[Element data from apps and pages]
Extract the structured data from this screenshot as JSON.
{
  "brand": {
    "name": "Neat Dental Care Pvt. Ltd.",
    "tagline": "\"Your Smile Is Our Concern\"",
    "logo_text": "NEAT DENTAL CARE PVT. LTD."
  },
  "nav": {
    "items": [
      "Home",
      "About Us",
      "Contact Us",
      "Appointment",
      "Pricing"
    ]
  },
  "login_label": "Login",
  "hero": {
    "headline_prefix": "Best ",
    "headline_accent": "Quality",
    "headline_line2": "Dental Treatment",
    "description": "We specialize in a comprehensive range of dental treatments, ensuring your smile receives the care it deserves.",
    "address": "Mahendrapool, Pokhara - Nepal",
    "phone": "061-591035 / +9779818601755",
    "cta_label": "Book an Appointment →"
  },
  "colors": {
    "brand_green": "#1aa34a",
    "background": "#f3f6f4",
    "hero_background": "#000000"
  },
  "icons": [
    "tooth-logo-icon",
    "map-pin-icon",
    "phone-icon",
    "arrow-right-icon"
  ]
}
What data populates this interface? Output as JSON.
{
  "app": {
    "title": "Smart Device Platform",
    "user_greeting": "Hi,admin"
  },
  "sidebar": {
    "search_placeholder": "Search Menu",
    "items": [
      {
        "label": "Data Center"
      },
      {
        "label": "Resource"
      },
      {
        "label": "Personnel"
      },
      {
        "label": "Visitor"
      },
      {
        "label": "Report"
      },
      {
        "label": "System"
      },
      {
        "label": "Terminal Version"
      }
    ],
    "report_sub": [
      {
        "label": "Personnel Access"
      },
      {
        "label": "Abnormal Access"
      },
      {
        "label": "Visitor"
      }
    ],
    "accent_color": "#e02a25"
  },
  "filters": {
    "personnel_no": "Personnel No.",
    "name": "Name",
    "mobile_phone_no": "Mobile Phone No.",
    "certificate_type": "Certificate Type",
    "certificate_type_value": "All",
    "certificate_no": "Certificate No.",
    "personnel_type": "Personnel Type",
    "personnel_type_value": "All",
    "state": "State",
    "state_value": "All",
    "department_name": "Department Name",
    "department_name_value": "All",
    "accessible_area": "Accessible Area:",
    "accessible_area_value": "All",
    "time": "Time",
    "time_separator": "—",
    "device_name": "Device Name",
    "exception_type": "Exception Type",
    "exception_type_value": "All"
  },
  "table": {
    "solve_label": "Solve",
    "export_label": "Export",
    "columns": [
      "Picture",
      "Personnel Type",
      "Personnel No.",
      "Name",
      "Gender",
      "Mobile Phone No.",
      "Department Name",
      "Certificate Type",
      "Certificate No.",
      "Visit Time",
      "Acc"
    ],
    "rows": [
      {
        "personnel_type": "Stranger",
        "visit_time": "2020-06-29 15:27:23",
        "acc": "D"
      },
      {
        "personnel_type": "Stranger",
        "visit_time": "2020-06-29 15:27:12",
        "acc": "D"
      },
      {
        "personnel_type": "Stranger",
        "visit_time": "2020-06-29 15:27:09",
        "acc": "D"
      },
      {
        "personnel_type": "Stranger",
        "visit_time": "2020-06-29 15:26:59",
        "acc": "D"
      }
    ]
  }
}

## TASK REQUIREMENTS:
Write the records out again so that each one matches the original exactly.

## RESPONSE BOX:
Extract the structured data from this screenshot as JSON.
{
  "brand": {
    "name": "Neat Dental Care Pvt. Ltd.",
    "tagline": "\"Your Smile Is Our Concern\"",
    "logo_text": "NEAT DENTAL CARE PVT. LTD."
  },
  "nav": {
    "items": [
      "Home",
      "About Us",
      "Contact Us",
      "Appointment",
      "Pricing"
    ]
  },
  "login_label": "Login",
  "hero": {
    "headline_prefix": "Best ",
    "headline_accent": "Quality",
    "headline_line2": "Dental Treatment",
    "description": "We specialize in a comprehensive range of dental treatments, ensuring your smile receives the care it deserves.",
    "address": "Mahendrapool, Pokhara - Nepal",
    "phone": "061-591035 / +9779818601755",
    "cta_label": "Book an Appointment →"
  },
  "colors": {
    "brand_green": "#1aa34a",
    "background": "#f3f6f4",
    "hero_background": "#000000"
  },
  "icons": [
    "tooth-logo-icon",
    "map-pin-icon",
    "phone-icon",
    "arrow-right-icon"
  ]
}
What data populates this interface? Output as JSON.
{
  "app": {
    "title": "Smart Device Platform",
    "user_greeting": "Hi,admin"
  },
  "sidebar": {
    "search_placeholder": "Search Menu",
    "items": [
      {
        "label": "Data Center"
      },
      {
        "label": "Resource"
      },
      {
        "label": "Personnel"
      },
      {
        "label": "Visitor"
      },
      {
        "label": "Report"
      },
      {
        "label": "System"
      },
      {
        "label": "Terminal Version"
      }
    ],
    "report_sub": [
      {
        "label": "Personnel Access"
      },
      {
        "label": "Abnormal Access"
      },
      {
        "label": "Visitor"
      }
    ],
    "accent_color": "#e02a25"
  },
  "filters": {
    "personnel_no": "Personnel No.",
    "name": "Name",
    "mobile_phone_no": "Mobile Phone No.",
    "certificate_type": "Certificate Type",
    "certificate_type_value": "All",
    "certificate_no": "Certificate No.",
    "personnel_type": "Personnel Type",
    "personnel_type_value": "All",
    "state": "State",
    "state_value": "All",
    "department_name": "Department Name",
    "department_name_value": "All",
    "accessible_area": "Accessible Area:",
    "accessible_area_value": "All",
    "time": "Time",
    "time_separator": "—",
    "device_name": "Device Name",
    "exception_type": "Exception Type",
    "exception_type_value": "All"
  },
  "table": {
    "solve_label": "Solve",
    "export_label": "Export",
    "columns": [
      "Picture",
      "Personnel Type",
      "Personnel No.",
      "Name",
      "Gender",
      "Mobile Phone No.",
      "Department Name",
      "Certificate Type",
      "Certificate No.",
      "Visit Time",
      "Acc"
    ],
    "rows": [
      {
        "personnel_type": "Stranger",
        "visit_time": "2020-06-29 15:27:23",
        "acc": "D"
      },
      {
        "personnel_type": "Stranger",
        "visit_time": "2020-06-29 15:27:12",
        "acc": "D"
      },
      {
        "personnel_type": "Stranger",
        "visit_time": "2020-06-29 15:27:09",
        "acc": "D"
      },
      {
        "personnel_type": "Stranger",
        "visit_time": "2020-06-29 15:26:59",
        "acc": "D"
      }
    ]
  }
}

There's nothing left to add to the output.